  • Gangrene is a post-necrotic change.
    • In some cases is gangrene is the ultimate degradation of necrotic tissue.
  • The tissue is already dead.
  • There are two main types of gangrene.
    1. Wet gangrene
      • Life-threatening
    2. Dry gangrene
      • Non life-threatening

Wet gangrene

  • Wet gangrene can either be due to:
    • The agent which initially kills the tissue.
      • Gangrene is just further putrifaction.
      • Primary gangrene.
    • Invasion of dead tissue by organisms which putrefy it.
      • Secondary gangrene.
  • A further cause of wet gangrene is when a ligature around an extremity causes ischaemic

necrosis of tissue distal to it and the necrotic tissue becomes invaded with putrefactive bacteria.

  • Wet gangrene is overwhelming disastrous for the animal unless treated quickly and effectively.
    • The animal rapidly succumbs to toxaemia.
      • The organisms produce potent toxins, either themselves, or in their breakdown of the dead tissue.
Gross Appearance
  • Tissue
    • Is swollen and puffy
    • Is cold to the touch
    • Smells horrible
      • Due to the hydrogen sulphide produced in the putrefying tissue.
  • The zone of inflammation between the dead putrefying tissue and living tissue is indistinct.
Gas Gangrene

Dry Gangrene

  • Not life threatening.
  • Is really mummification of an extremity.
    • E.g. the tail, foot or ears of animals.
  • There is occlusion of the blood supply to the extremity.
    • The tissue becomes necrotic.
    • Water is drawn out of the tissue due to air circulating around the extremity.
      • Dries and preserves the extremity.
        • Eventually sloughs off.
  • Little if any bacterial growth in the tissue.
  • E.g.:
    • In small animals
      • Crushing of the tail.
    • In large animals.
      • Commonly seen following a septicaemic condition when an embolus blocks the blood supply.
        • When seen in calves, the possibility of salmonellosis must be kept in mind.
      • Other causes are frostbite and ergot poisoning.


  • In calcification, calcium salts are deposited within the necrotic tissue to make it more inert.
    • Does NOT result from elevated blood calcium levels.
    • Seen quite commonly in necrosis in cattle and sheep.
    • Is a common feature in lesions which show caseation necrosis.
  • Usually indicates a lesion of long standing.

Gross Appearance

  • The deposits of calcium salts can be palpated.
  • On cutting into the necrotic area, the calcified material may be:
    • Felt as a gritty substance.
    • Heard as a grating sound against the knife.
  • The colour is usually chalk-white.
    • There may be a yellowish-green tinge if the inciting cause is a parasite.

Histological Appearance

  • Calcium has a distinctive dark blue colour when stained with H&E.
    • Some bacterial colonies stain a similar colour.
      • May be difficult to distiunguish calcium form these.
  • Sections may show shattering of the calcium and adjacent tissue due to the effect of the microtome knife.
    • Blunts the knife - there may be score marks throughout the rest of the section.
  • Sections may be stained with silver nitrate to check for calcium by the von Kossa method.
    • The calcium stains black.


  • Apoptosis is another method of cell death.
    • Programmed death of scattered single cells in living tissues.
  • Unlike necrosis, there is no reaction to the death of the cell.
  • It is thought that some cells are programmed to die unless there is a change in circumstances that require them to continue living.

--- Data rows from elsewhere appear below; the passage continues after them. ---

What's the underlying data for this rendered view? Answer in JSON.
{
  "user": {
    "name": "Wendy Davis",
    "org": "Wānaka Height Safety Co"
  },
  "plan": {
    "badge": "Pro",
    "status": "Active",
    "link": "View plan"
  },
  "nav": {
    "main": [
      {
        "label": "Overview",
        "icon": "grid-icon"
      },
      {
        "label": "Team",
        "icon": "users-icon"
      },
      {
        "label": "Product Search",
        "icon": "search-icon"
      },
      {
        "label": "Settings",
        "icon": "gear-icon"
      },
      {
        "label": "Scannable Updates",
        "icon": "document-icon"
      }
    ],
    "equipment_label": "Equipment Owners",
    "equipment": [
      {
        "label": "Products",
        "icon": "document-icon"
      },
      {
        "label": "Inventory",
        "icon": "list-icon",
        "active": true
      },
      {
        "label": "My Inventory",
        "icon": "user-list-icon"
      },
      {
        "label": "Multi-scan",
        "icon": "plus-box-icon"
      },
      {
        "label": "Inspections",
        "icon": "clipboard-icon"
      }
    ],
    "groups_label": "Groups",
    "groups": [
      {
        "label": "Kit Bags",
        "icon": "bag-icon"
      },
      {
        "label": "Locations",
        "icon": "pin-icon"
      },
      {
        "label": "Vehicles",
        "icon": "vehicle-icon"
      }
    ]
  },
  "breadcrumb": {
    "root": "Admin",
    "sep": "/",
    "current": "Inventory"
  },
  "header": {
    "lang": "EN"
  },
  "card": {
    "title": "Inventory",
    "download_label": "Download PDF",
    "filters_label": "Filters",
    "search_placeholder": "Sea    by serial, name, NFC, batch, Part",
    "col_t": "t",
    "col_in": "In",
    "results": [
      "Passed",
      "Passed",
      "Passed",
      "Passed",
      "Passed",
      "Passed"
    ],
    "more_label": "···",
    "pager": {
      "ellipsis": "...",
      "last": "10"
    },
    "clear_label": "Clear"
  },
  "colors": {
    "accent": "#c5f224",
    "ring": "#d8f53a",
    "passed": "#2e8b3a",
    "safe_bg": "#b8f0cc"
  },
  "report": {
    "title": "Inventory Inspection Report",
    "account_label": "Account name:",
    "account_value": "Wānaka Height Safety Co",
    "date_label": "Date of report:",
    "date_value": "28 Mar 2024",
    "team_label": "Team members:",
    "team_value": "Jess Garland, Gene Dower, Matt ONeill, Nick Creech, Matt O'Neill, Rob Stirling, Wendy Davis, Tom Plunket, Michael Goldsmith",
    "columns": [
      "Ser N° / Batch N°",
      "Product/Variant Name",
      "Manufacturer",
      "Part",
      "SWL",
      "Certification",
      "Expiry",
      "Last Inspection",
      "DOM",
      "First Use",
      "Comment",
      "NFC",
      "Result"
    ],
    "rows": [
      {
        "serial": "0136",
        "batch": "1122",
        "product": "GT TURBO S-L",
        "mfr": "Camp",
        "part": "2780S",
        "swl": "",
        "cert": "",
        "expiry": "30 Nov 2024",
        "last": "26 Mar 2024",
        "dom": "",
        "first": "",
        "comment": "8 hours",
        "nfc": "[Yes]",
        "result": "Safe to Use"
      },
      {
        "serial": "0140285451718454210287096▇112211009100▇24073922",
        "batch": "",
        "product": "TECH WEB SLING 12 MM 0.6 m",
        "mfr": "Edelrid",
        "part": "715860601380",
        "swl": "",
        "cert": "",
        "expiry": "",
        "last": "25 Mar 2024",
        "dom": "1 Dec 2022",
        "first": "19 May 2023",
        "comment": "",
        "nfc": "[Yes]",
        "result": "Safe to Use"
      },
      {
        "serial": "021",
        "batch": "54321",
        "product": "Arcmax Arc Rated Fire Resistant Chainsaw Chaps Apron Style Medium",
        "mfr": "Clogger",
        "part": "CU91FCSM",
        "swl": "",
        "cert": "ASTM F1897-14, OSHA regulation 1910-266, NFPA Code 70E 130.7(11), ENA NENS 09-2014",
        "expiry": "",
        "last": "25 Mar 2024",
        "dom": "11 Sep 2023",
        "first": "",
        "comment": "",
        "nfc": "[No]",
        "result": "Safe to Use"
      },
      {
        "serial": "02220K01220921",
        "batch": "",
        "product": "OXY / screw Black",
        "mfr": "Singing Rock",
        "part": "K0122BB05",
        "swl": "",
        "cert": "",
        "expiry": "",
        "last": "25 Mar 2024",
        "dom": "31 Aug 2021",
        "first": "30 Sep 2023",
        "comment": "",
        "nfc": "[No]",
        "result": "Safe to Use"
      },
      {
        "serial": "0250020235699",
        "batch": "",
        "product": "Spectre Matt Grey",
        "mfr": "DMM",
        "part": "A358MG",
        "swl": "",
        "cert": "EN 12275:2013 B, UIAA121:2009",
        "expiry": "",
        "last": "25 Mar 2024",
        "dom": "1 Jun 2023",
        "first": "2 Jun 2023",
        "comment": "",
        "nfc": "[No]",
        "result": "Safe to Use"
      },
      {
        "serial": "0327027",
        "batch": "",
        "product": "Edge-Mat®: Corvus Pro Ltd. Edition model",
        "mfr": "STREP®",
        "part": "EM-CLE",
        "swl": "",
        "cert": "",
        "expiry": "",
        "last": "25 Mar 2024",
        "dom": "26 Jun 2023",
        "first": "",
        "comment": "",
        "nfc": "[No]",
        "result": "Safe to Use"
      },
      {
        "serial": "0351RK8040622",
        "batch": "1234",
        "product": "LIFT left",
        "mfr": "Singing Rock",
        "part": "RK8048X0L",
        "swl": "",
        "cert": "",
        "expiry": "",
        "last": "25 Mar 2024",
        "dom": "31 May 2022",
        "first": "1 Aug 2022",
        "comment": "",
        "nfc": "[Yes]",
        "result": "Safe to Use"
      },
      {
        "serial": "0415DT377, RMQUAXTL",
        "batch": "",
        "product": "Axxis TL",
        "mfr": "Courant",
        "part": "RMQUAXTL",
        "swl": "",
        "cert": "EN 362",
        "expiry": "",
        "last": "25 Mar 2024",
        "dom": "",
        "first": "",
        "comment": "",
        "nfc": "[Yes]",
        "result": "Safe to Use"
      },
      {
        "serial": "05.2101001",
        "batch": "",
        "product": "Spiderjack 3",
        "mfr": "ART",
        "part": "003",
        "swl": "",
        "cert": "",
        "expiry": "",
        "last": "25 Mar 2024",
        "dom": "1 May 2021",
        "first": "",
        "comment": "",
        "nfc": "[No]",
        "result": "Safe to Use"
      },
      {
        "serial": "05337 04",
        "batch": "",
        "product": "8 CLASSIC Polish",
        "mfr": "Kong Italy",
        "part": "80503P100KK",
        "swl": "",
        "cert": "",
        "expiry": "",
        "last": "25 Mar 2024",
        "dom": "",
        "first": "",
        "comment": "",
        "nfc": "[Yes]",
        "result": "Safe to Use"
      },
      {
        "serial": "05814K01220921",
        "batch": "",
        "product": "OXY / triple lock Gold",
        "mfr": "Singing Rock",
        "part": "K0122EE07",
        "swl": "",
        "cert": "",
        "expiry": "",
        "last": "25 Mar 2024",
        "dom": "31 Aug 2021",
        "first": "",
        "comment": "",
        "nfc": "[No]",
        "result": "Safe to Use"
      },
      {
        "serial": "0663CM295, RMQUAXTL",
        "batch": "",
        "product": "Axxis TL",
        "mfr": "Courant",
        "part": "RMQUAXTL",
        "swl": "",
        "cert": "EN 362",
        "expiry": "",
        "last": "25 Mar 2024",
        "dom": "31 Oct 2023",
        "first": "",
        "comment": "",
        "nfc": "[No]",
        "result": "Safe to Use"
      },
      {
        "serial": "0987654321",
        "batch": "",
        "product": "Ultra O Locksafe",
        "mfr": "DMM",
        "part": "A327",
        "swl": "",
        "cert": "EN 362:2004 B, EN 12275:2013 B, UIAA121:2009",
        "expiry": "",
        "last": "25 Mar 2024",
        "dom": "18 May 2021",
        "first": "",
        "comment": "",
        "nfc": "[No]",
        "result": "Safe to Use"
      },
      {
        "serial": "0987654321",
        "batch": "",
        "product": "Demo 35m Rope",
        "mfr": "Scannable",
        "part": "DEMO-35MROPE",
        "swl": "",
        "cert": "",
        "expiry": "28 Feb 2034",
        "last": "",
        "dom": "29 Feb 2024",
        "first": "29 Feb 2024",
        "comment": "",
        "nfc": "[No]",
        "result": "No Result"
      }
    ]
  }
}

This is a form of cell regulation.
    • One such circumstance is the development of tumours.
      • Cellular regulation is absent.
  • Cellular apoptosis is important in many processes:
    • The deletion of extra cells produced in embryogenesis.
    • Cyclical physiological changes in the genital tract of females.
    • The death of lymphocytes
    • Graft rejection
    • Cellular death by the same injurious substances that cause necrosis in higher doses.
  • The process of apoptosis:
    • Cells lose their connections with their neighbours and shrink.
    • The nucleus becomes pyknotic.
    • The cytoplasm becomes eosinophilic.
    • The cell breaks up into fragments that are engulfed by neighbouring cells or local macrophages.
      • Their remnants can be seen in the neighbouring cells’ cytoplasm.